[Requirement]: Determine how many of the lines below hold the word "kind". Give the number and nothing else.

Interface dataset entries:
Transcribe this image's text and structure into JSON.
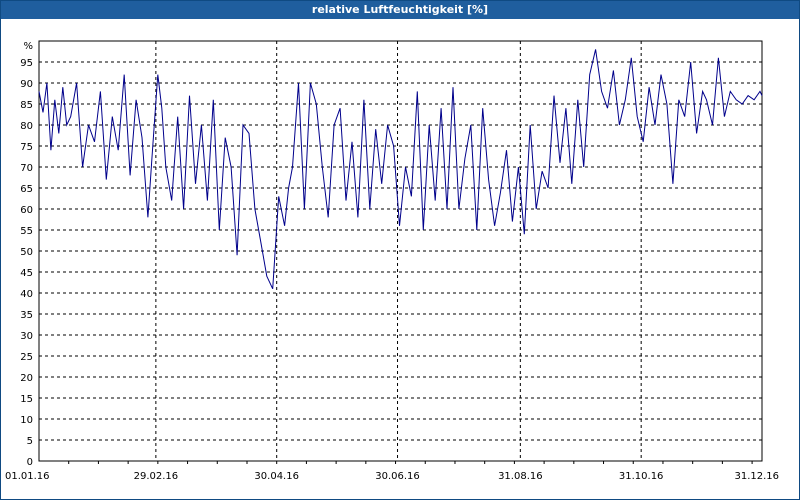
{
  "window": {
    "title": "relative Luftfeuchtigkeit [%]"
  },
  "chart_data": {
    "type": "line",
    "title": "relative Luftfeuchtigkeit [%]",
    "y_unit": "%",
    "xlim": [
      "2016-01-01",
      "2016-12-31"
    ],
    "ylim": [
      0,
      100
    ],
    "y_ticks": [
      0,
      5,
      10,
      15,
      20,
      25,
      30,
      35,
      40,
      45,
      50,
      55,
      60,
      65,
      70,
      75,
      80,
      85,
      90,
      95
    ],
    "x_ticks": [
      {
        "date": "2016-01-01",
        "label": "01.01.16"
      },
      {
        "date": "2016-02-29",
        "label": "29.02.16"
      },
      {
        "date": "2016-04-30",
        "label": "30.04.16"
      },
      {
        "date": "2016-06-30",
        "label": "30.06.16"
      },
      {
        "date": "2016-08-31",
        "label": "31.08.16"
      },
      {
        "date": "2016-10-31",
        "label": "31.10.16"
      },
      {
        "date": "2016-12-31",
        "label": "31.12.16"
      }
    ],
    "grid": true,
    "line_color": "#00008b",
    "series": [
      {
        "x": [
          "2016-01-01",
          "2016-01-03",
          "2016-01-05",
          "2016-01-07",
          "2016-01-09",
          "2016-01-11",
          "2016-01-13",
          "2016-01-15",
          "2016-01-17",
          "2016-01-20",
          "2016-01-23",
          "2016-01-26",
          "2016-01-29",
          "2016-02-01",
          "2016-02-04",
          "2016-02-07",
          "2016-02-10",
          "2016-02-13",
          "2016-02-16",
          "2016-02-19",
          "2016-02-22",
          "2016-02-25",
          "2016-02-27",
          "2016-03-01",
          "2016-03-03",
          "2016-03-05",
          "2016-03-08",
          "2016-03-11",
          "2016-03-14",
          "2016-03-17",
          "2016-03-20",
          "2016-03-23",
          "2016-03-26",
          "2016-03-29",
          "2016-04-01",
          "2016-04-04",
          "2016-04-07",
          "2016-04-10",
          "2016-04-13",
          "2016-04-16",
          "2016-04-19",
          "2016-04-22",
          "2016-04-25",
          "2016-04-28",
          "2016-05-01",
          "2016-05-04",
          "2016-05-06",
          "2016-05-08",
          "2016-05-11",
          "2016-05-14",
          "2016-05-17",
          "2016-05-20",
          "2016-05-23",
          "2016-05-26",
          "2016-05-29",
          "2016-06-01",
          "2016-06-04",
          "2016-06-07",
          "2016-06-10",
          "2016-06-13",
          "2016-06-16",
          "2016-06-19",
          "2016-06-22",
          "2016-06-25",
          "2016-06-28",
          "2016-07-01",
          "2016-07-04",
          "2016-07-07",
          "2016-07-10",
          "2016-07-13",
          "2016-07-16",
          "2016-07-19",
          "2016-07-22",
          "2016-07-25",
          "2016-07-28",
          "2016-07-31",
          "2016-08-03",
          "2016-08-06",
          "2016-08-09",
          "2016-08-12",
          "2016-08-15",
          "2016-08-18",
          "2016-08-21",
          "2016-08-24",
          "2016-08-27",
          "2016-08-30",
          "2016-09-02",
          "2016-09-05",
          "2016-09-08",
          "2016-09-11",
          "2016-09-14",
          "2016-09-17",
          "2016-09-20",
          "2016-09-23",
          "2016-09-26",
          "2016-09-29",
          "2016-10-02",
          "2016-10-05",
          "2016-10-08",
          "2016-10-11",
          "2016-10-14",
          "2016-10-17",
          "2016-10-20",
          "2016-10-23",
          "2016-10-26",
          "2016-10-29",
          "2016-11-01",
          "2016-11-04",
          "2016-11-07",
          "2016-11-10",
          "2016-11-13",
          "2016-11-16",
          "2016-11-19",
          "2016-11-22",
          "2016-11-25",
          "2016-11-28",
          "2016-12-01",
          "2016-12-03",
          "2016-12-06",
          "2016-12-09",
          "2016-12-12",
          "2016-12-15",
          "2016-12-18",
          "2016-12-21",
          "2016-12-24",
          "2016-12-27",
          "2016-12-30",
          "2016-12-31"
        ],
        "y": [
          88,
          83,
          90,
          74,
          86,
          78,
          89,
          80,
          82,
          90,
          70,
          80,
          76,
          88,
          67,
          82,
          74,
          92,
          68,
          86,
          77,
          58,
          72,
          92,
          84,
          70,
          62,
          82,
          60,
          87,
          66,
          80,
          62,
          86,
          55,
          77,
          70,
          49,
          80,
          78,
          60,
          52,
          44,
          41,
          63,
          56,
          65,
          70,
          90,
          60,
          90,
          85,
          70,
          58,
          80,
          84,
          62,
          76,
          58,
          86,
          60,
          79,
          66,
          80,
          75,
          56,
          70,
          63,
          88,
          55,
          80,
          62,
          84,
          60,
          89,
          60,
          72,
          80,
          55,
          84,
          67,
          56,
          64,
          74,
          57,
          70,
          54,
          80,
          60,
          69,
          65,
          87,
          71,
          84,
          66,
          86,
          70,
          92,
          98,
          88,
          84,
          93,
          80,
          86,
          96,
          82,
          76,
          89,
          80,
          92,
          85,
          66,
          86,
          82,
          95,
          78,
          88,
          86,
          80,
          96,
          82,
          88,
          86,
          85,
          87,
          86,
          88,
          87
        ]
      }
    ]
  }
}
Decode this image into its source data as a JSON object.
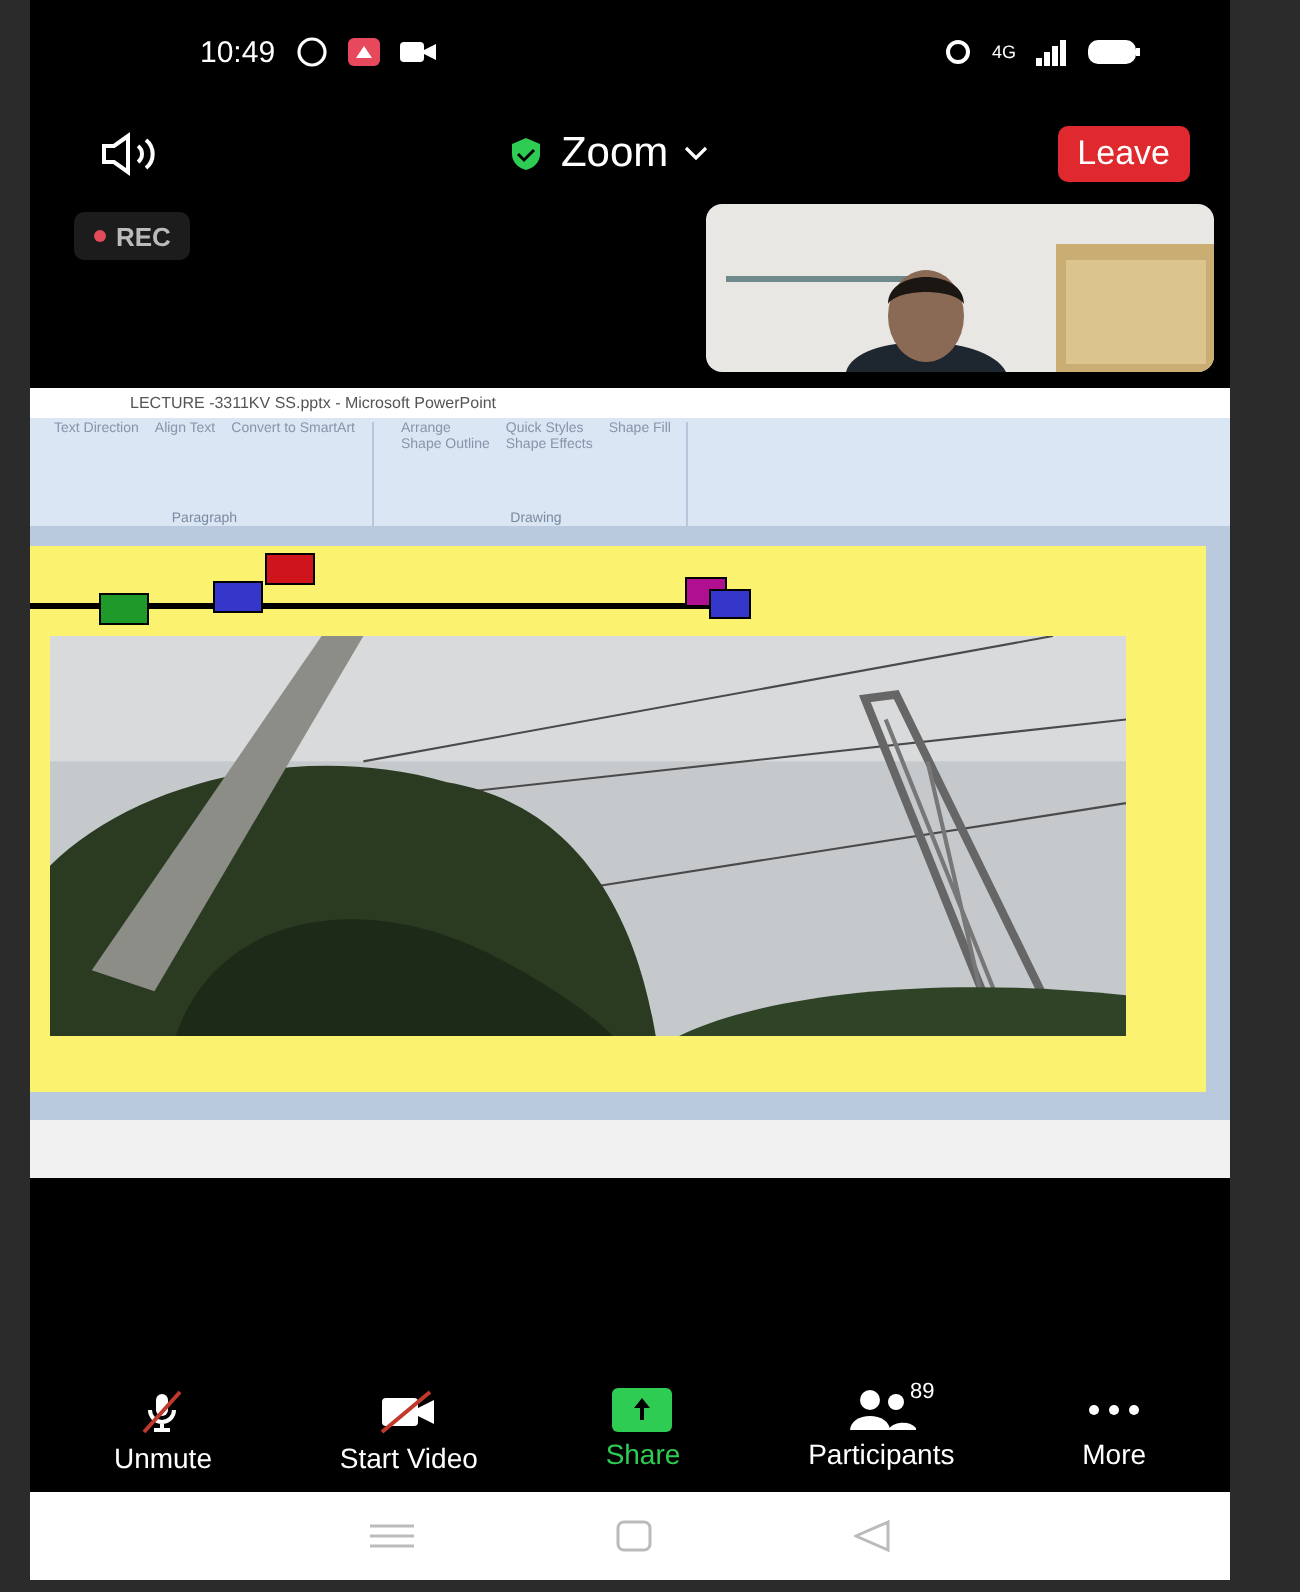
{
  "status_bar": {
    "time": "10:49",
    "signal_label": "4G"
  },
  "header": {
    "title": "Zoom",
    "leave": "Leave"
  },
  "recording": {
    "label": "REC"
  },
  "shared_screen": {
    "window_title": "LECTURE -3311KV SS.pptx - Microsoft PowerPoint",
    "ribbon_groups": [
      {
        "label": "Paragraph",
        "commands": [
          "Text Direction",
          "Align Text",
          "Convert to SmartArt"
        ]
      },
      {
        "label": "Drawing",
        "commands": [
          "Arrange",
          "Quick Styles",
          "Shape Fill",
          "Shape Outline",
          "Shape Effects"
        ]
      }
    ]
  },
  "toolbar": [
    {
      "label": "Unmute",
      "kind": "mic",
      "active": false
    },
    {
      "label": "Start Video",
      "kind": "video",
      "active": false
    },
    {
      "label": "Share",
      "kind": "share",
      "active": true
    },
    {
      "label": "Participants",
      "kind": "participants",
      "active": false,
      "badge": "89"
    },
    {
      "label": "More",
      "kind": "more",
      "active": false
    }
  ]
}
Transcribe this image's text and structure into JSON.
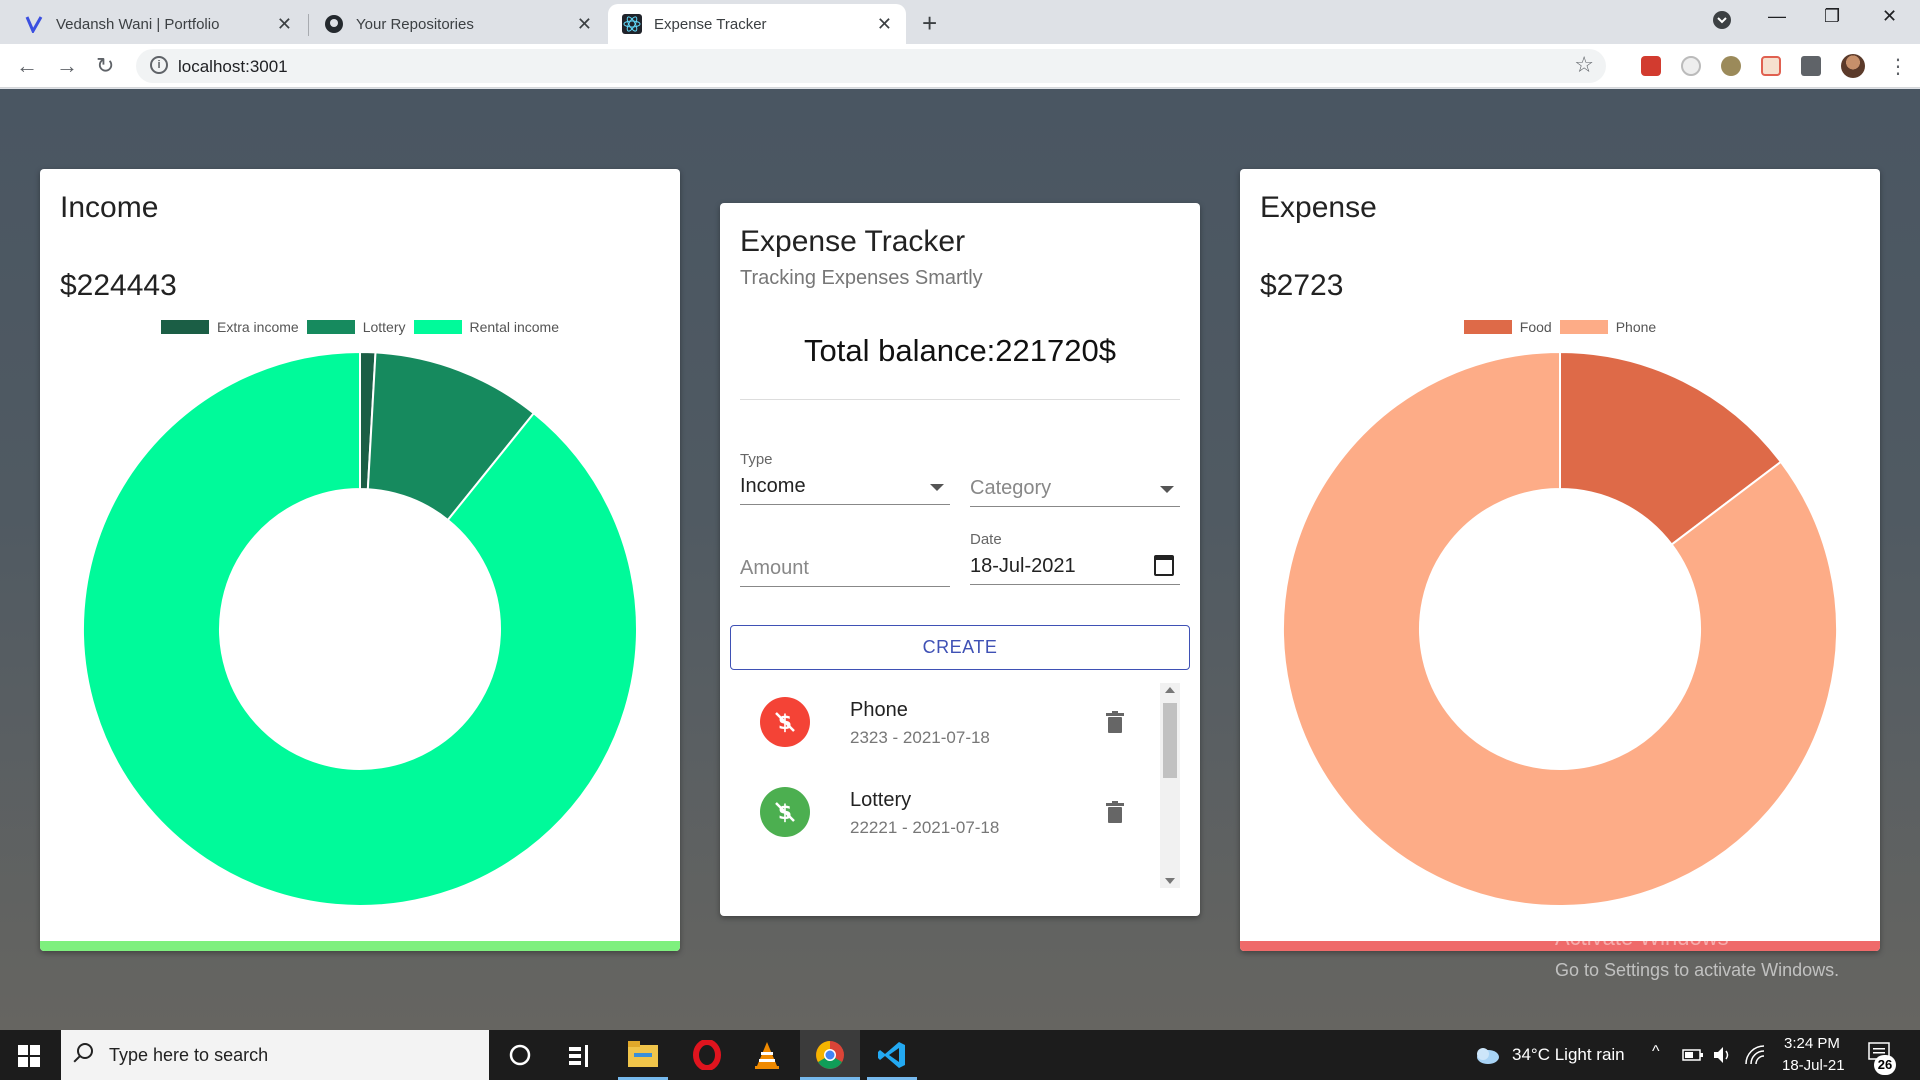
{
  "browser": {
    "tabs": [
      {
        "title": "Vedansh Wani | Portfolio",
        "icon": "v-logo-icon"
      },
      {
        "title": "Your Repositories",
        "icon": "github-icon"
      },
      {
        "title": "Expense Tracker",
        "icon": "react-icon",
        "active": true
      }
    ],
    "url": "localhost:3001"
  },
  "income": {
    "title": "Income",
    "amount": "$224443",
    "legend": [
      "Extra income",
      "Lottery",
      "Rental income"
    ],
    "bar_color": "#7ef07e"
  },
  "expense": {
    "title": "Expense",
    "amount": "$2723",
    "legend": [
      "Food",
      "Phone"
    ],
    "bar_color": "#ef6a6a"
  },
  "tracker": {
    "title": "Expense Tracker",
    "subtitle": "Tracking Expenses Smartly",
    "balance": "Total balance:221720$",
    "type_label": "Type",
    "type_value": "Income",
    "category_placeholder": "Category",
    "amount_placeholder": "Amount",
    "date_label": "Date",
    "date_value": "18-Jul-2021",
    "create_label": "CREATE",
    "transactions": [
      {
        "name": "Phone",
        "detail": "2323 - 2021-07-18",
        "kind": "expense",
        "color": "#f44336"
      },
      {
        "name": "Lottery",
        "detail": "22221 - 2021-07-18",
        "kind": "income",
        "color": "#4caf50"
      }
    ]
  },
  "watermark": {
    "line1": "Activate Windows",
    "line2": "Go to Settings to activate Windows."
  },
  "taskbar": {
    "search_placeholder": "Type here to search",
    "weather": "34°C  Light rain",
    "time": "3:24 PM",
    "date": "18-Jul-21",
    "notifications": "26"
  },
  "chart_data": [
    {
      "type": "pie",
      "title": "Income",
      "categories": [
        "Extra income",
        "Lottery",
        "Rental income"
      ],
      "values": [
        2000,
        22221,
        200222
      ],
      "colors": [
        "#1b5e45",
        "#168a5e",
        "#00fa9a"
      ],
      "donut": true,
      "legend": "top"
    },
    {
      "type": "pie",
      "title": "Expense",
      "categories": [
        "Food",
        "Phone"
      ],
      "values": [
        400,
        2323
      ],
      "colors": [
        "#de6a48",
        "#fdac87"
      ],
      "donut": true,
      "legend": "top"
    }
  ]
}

[Reply to the task]: 7